> [ASSIGNED TASK] All entries below must be written out verbatim, and the images must be dropped.

> [RECORDS FOR THIS TASK]
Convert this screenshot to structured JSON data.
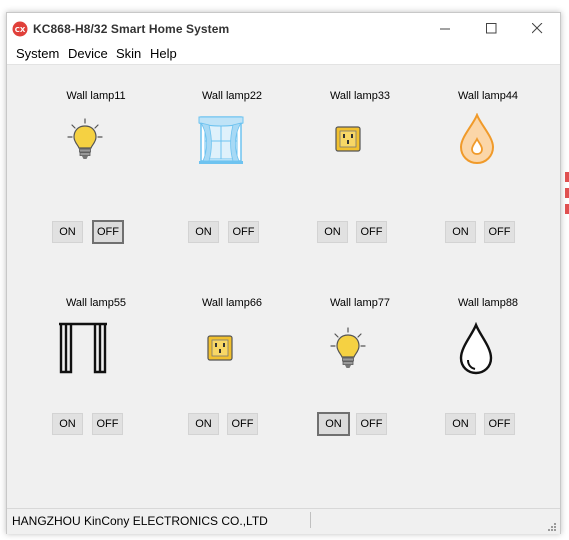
{
  "window": {
    "title": "KC868-H8/32 Smart Home System",
    "app_icon_text": "CX"
  },
  "menu": {
    "system": "System",
    "device": "Device",
    "skin": "Skin",
    "help": "Help"
  },
  "lamps": [
    {
      "label": "Wall lamp11",
      "icon": "bulb-icon",
      "on": "ON",
      "off": "OFF",
      "active": "off"
    },
    {
      "label": "Wall lamp22",
      "icon": "window-curtain-icon",
      "on": "ON",
      "off": "OFF",
      "active": "none"
    },
    {
      "label": "Wall lamp33",
      "icon": "socket-icon",
      "on": "ON",
      "off": "OFF",
      "active": "none"
    },
    {
      "label": "Wall lamp44",
      "icon": "water-drop-icon",
      "on": "ON",
      "off": "OFF",
      "active": "none"
    },
    {
      "label": "Wall lamp55",
      "icon": "curtain-icon",
      "on": "ON",
      "off": "OFF",
      "active": "none"
    },
    {
      "label": "Wall lamp66",
      "icon": "socket-icon",
      "on": "ON",
      "off": "OFF",
      "active": "none"
    },
    {
      "label": "Wall lamp77",
      "icon": "bulb-icon",
      "on": "ON",
      "off": "OFF",
      "active": "on"
    },
    {
      "label": "Wall lamp88",
      "icon": "water-drop-outline-icon",
      "on": "ON",
      "off": "OFF",
      "active": "none"
    }
  ],
  "status": {
    "company": "HANGZHOU KinCony ELECTRONICS CO.,LTD"
  },
  "colors": {
    "bulb": "#f5d142",
    "socket": "#f2c12e",
    "curtain_blue": "#6ec3f0",
    "drop_orange": "#f09a2a",
    "app_icon_red": "#e0403a"
  }
}
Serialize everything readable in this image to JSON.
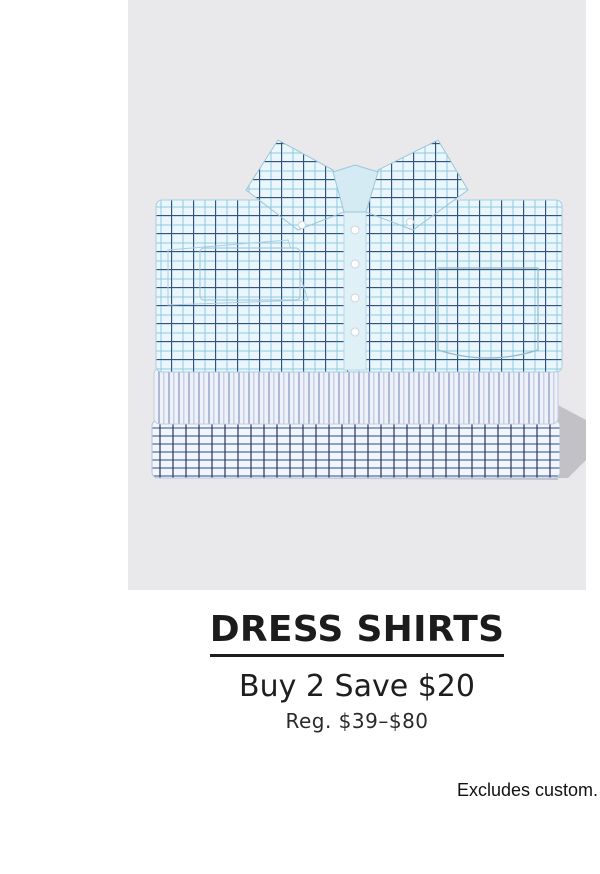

> [FINAL ANSWER]
Convert this screenshot to structured JSON data.
{
  "window": {
    "title": "KC868-H8/32 Smart Home System",
    "app_icon_text": "CX"
  },
  "menu": {
    "system": "System",
    "device": "Device",
    "skin": "Skin",
    "help": "Help"
  },
  "lamps": [
    {
      "label": "Wall lamp11",
      "icon": "bulb-icon",
      "on": "ON",
      "off": "OFF",
      "active": "off"
    },
    {
      "label": "Wall lamp22",
      "icon": "window-curtain-icon",
      "on": "ON",
      "off": "OFF",
      "active": "none"
    },
    {
      "label": "Wall lamp33",
      "icon": "socket-icon",
      "on": "ON",
      "off": "OFF",
      "active": "none"
    },
    {
      "label": "Wall lamp44",
      "icon": "water-drop-icon",
      "on": "ON",
      "off": "OFF",
      "active": "none"
    },
    {
      "label": "Wall lamp55",
      "icon": "curtain-icon",
      "on": "ON",
      "off": "OFF",
      "active": "none"
    },
    {
      "label": "Wall lamp66",
      "icon": "socket-icon",
      "on": "ON",
      "off": "OFF",
      "active": "none"
    },
    {
      "label": "Wall lamp77",
      "icon": "bulb-icon",
      "on": "ON",
      "off": "OFF",
      "active": "on"
    },
    {
      "label": "Wall lamp88",
      "icon": "water-drop-outline-icon",
      "on": "ON",
      "off": "OFF",
      "active": "none"
    }
  ],
  "status": {
    "company": "HANGZHOU KinCony ELECTRONICS CO.,LTD"
  },
  "colors": {
    "bulb": "#f5d142",
    "socket": "#f2c12e",
    "curtain_blue": "#6ec3f0",
    "drop_orange": "#f09a2a",
    "app_icon_red": "#e0403a"
  }
}
Serialize everything readable in this image to JSON.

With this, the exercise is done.